How To Check Blood Pressure?

If you ever wonder, the answer is yes; you can monitor and take your own blood pressure. It is not that hard. You just have to follow certain steps to make it through and you are lucky to stumble upon this discussion. The following steps give a general idea of how to obtain your blood pressure on the left arm using either digital or even manual blood pressure monitor. Simply overturn the steps on different sides to you’re your right arm blood pressure.

How To Check Blood Pressure ?

1. Position your fingers to your pulse

Try to set and find your pulse by flippantly pressing your middle and index fingers to some extent to the

inside middle of the curve of your elbow where your brachial artery is located. In the case that you can’t

be able to situate your pulse, rest the top of the stethoscope that is on a manual monitor or the arm cuff

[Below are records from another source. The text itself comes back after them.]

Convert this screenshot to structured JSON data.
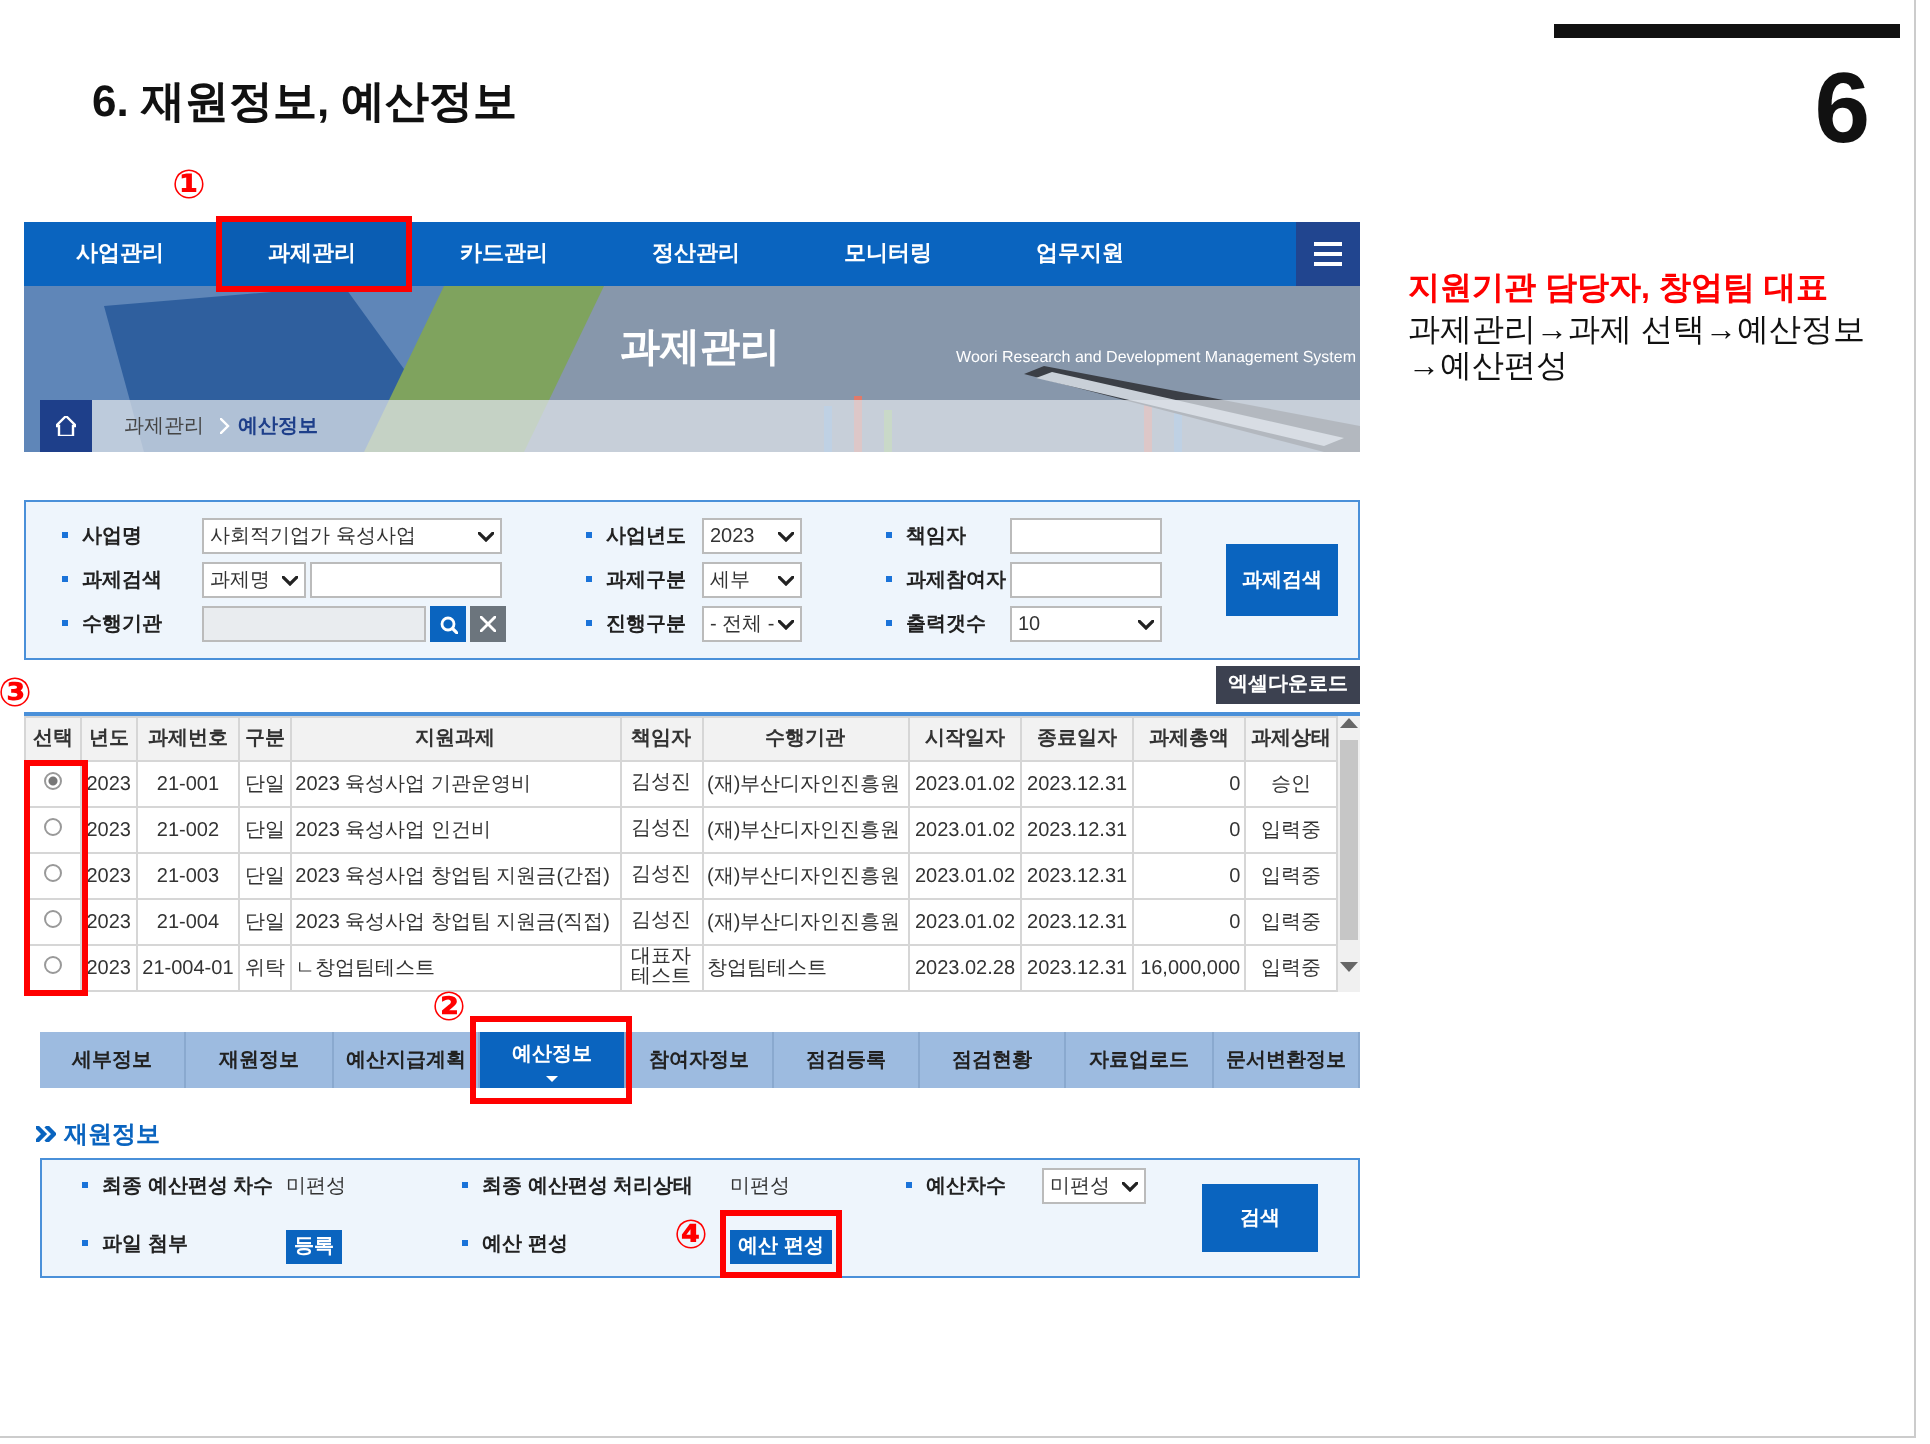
{
  "slide": {
    "title": "6. 재원정보, 예산정보",
    "page_number": "6"
  },
  "nav": {
    "items": [
      {
        "label": "사업관리",
        "selected": false
      },
      {
        "label": "과제관리",
        "selected": true,
        "callout": "①"
      },
      {
        "label": "카드관리",
        "selected": false
      },
      {
        "label": "정산관리",
        "selected": false
      },
      {
        "label": "모니터링",
        "selected": false
      },
      {
        "label": "업무지원",
        "selected": false
      }
    ]
  },
  "banner": {
    "title": "과제관리",
    "subtitle": "Woori Research and Development Management System"
  },
  "breadcrumb": [
    "과제관리",
    "예산정보"
  ],
  "search": {
    "fields": [
      {
        "label": "사업명",
        "kind": "select",
        "value": "사회적기업가 육성사업"
      },
      {
        "label": "사업년도",
        "kind": "select",
        "value": "2023"
      },
      {
        "label": "책임자",
        "kind": "text"
      },
      {
        "label": "과제검색",
        "kind": "select_text",
        "value": "과제명"
      },
      {
        "label": "과제구분",
        "kind": "select",
        "value": "세부"
      },
      {
        "label": "과제참여자",
        "kind": "text"
      },
      {
        "label": "수행기관",
        "kind": "lookup"
      },
      {
        "label": "진행구분",
        "kind": "select",
        "value": "- 전체 -"
      },
      {
        "label": "출력갯수",
        "kind": "select",
        "value": "10"
      }
    ],
    "button": "과제검색"
  },
  "excel_button": "엑셀다운로드",
  "table": {
    "callout": "③",
    "columns": [
      "선택",
      "년도",
      "과제번호",
      "구분",
      "지원과제",
      "책임자",
      "수행기관",
      "시작일자",
      "종료일자",
      "과제총액",
      "과제상태"
    ],
    "rows": [
      {
        "selected": true,
        "cells": [
          "",
          "2023",
          "21-001",
          "단일",
          "2023 육성사업 기관운영비",
          "김성진",
          "(재)부산디자인진흥원",
          "2023.01.02",
          "2023.12.31",
          "0",
          "승인"
        ]
      },
      {
        "selected": false,
        "cells": [
          "",
          "2023",
          "21-002",
          "단일",
          "2023 육성사업 인건비",
          "김성진",
          "(재)부산디자인진흥원",
          "2023.01.02",
          "2023.12.31",
          "0",
          "입력중"
        ]
      },
      {
        "selected": false,
        "cells": [
          "",
          "2023",
          "21-003",
          "단일",
          "2023 육성사업 창업팀 지원금(간접)",
          "김성진",
          "(재)부산디자인진흥원",
          "2023.01.02",
          "2023.12.31",
          "0",
          "입력중"
        ]
      },
      {
        "selected": false,
        "cells": [
          "",
          "2023",
          "21-004",
          "단일",
          "2023 육성사업 창업팀 지원금(직접)",
          "김성진",
          "(재)부산디자인진흥원",
          "2023.01.02",
          "2023.12.31",
          "0",
          "입력중"
        ]
      },
      {
        "selected": false,
        "cells": [
          "",
          "2023",
          "21-004-01",
          "위탁",
          "ㄴ창업팀테스트",
          "대표자테스트",
          "창업팀테스트",
          "2023.02.28",
          "2023.12.31",
          "16,000,000",
          "입력중"
        ]
      }
    ]
  },
  "tabs": [
    {
      "label": "세부정보",
      "selected": false
    },
    {
      "label": "재원정보",
      "selected": false
    },
    {
      "label": "예산지급계획",
      "selected": false
    },
    {
      "label": "예산정보",
      "selected": true,
      "callout": "②"
    },
    {
      "label": "참여자정보",
      "selected": false
    },
    {
      "label": "점검등록",
      "selected": false
    },
    {
      "label": "점검현황",
      "selected": false
    },
    {
      "label": "자료업로드",
      "selected": false
    },
    {
      "label": "문서변환정보",
      "selected": false
    }
  ],
  "section": {
    "title": "재원정보",
    "fields": [
      {
        "label": "최종 예산편성 차수",
        "kind": "text",
        "value": "미편성"
      },
      {
        "label": "최종 예산편성 처리상태",
        "kind": "text",
        "value": "미편성"
      },
      {
        "label": "예산차수",
        "kind": "select",
        "value": "미편성"
      },
      {
        "label": "파일 첨부",
        "kind": "button",
        "value": "등록"
      },
      {
        "label": "예산 편성",
        "kind": "button",
        "value": "예산 편성",
        "callout": "④"
      }
    ],
    "button": "검색"
  },
  "note": {
    "heading": "지원기관 담당자, 창업팀 대표",
    "lines": [
      "과제관리→과제 선택→예산정보",
      "→예산편성"
    ]
  }
}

if you are on a digital monitor in the same common area.

2. Always keep an eye on the cuff

Yarn the cuff end all the way through the metal circle and glide the cuff on top of your arm. This is to

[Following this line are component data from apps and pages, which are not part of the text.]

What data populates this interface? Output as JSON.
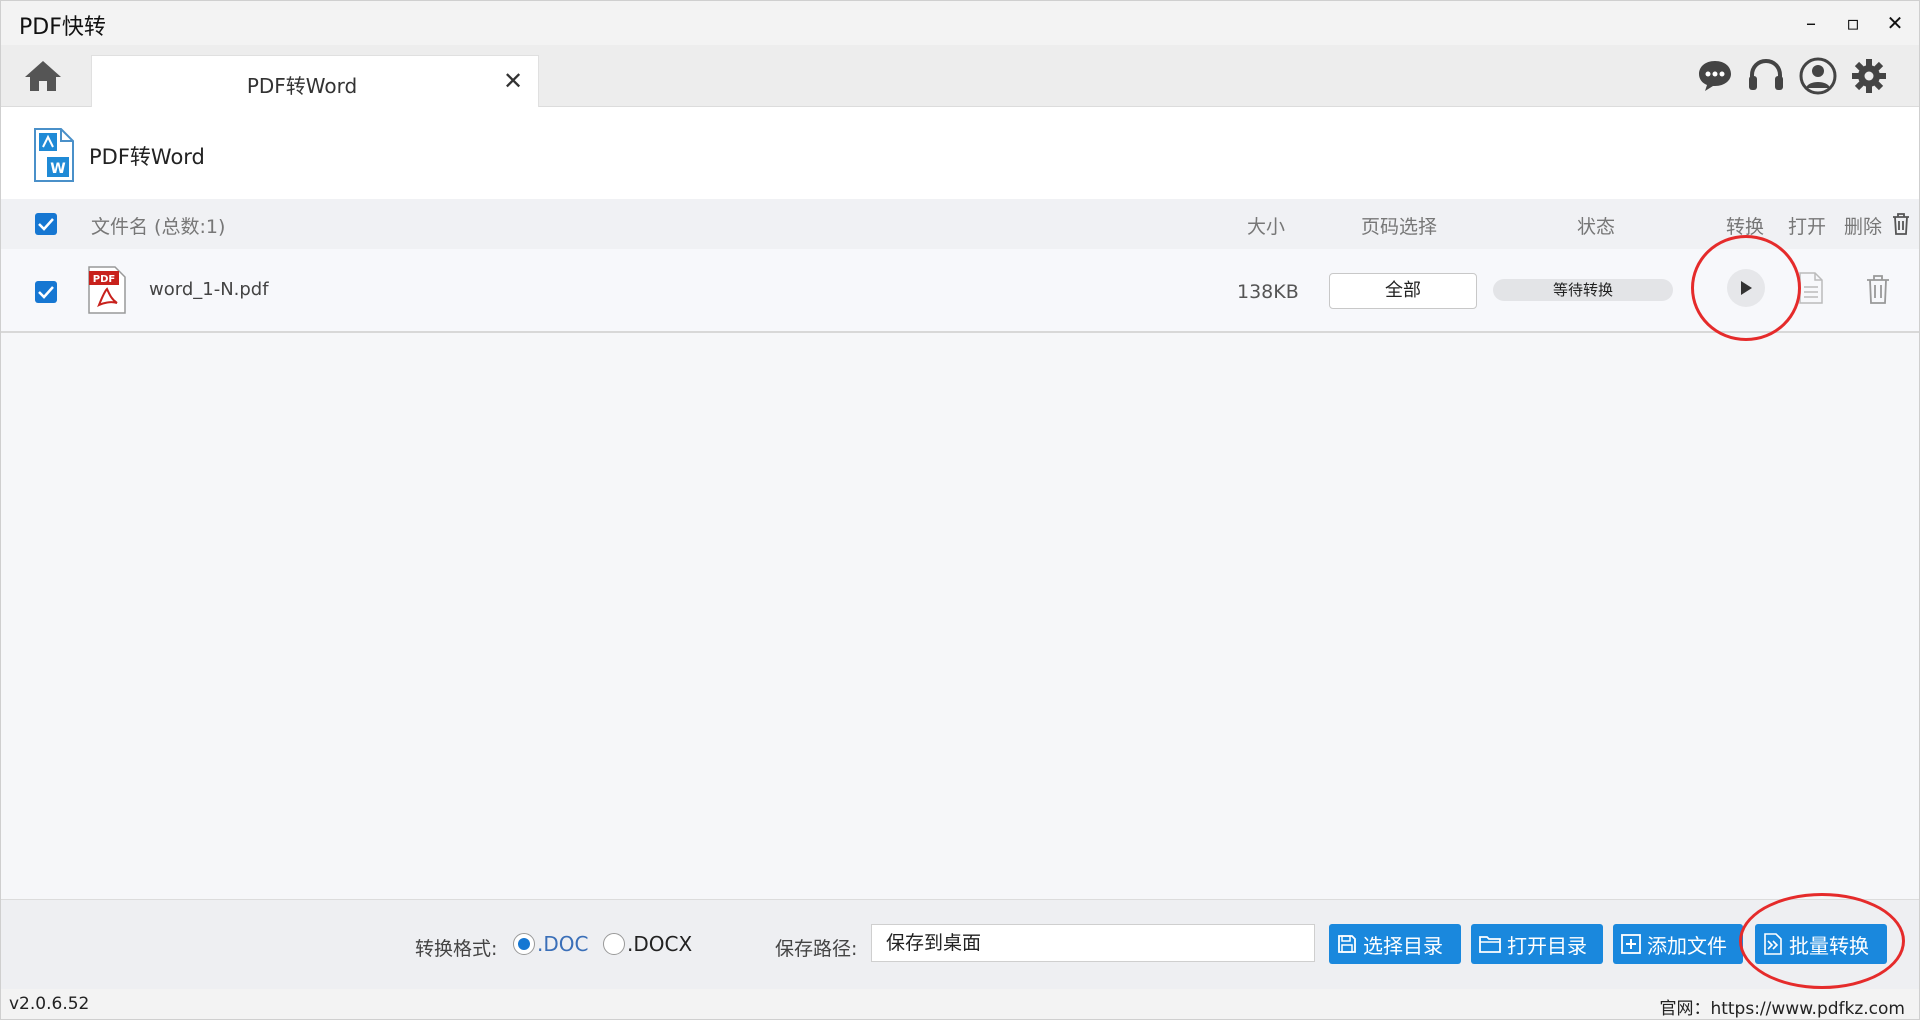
{
  "app": {
    "title": "PDF快转"
  },
  "window_controls": {
    "minimize": "–",
    "maximize": "▫",
    "close": "✕"
  },
  "tab": {
    "label": "PDF转Word",
    "close": "✕"
  },
  "module": {
    "title": "PDF转Word"
  },
  "table": {
    "headers": {
      "name": "文件名 (总数:1)",
      "size": "大小",
      "page": "页码选择",
      "status": "状态",
      "convert": "转换",
      "open": "打开",
      "delete": "删除"
    },
    "rows": [
      {
        "name": "word_1-N.pdf",
        "size": "138KB",
        "page": "全部",
        "status": "等待转换",
        "checked": true
      }
    ]
  },
  "bottom": {
    "format_label": "转换格式:",
    "formats": [
      ".DOC",
      ".DOCX"
    ],
    "selected_format": ".DOC",
    "path_label": "保存路径:",
    "path_value": "保存到桌面",
    "buttons": {
      "choose_dir": "选择目录",
      "open_dir": "打开目录",
      "add_file": "添加文件",
      "batch": "批量转换"
    }
  },
  "status_bar": {
    "version": "v2.0.6.52",
    "site": "官网：https://www.pdfkz.com"
  },
  "colors": {
    "accent": "#1a88dd",
    "checkbox": "#1677d2",
    "highlight": "#e52b2b"
  }
}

make sure that the stethoscope top is above the artery especially when using a manual monitor. The

cuff is perhaps marked with a sign to illustrate the position of the stethoscope top. The lower rim of

the cuff should be almost 1 inch on top of the curve of your elbow. Make use of the fabric clasp to

create the cuff cozy, but not too taut. Set the stethoscope in both your ears. Slope the ear pieces a little

onward to acquire the preeminent sound.

3. Blow up and collapse the cuff

If you are currently using a manual monitor follow these instructions:

Clutch the pressure gauge within your left hand and the corm in your right hand.

Close up the airflow valve lying on the bulb by means of turning the screw in a clockwise


Blow up the cuff by pressing the bulb using your right hand. Now, you may be able to hear your


Keep an eye on the gauge. Maintain inflating the cuff until the time that the gauge reads around

30mm Hg higher than your anticipated systolic pressure. Now, you should not hear your pulse.

While still keeping an eye on the gauge, gradually let go the pressure in the cuff via opening

the airflow valve in a counterclockwise manner. The gauge ought to fall only 2 to 3 points every


Listen cautiously for the initial pulse beat. When you hear it, record the reading on the gauge as

this reading is your systolic pressure and then keep on bit by bit deflate the cuff.

Listen cautiously until the time that the sound fades. When you can no longer hear your pulse,

note down the reading on the gauge as this reading is your diastolic pressure and then you

should let the cuff to totally deflate.